◆ To do ◆
Look through the material below. Copy every line with the string "TESTE" in it.

········

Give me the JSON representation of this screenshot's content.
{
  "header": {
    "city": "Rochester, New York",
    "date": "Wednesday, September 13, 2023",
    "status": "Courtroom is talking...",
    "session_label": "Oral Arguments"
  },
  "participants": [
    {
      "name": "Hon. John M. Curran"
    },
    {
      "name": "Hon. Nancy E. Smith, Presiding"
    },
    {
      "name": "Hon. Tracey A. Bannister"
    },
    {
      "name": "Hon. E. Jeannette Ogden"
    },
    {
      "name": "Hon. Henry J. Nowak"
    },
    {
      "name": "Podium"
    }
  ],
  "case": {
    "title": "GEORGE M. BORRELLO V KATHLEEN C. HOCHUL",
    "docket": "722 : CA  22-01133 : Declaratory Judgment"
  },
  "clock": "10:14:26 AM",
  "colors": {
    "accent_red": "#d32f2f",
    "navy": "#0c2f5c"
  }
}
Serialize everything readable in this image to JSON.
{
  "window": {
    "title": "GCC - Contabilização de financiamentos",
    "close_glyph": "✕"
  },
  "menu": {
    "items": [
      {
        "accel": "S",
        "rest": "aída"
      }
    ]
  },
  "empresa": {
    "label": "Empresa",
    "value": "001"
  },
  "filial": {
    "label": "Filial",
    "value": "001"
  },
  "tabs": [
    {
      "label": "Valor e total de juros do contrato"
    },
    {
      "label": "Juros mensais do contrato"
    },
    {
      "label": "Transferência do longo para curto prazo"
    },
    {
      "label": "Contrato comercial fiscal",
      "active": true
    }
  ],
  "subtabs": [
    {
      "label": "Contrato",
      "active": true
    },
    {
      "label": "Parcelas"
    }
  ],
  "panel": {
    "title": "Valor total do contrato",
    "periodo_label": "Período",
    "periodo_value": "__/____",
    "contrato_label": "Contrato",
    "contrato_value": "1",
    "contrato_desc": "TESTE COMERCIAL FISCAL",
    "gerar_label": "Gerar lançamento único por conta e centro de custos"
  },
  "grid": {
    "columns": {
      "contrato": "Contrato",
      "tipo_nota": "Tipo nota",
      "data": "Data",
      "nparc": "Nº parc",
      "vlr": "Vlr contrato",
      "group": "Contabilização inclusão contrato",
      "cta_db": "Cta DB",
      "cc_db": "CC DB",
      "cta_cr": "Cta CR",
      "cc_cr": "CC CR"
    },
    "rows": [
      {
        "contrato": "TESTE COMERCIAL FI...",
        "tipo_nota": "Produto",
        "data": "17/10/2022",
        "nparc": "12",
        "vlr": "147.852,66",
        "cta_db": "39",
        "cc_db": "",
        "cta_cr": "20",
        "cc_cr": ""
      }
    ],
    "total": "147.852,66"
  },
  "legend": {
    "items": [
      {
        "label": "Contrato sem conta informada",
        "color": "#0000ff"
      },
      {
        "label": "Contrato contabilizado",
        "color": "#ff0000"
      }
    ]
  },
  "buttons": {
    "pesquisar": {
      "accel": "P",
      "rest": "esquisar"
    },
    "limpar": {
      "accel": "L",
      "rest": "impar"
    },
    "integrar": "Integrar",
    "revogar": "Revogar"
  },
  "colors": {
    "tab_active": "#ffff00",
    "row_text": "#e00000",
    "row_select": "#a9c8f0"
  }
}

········

◆ Your response ◆
    "contrato_desc": "TESTE COMERCIAL FISCAL",
        "contrato": "TESTE COMERCIAL FI...",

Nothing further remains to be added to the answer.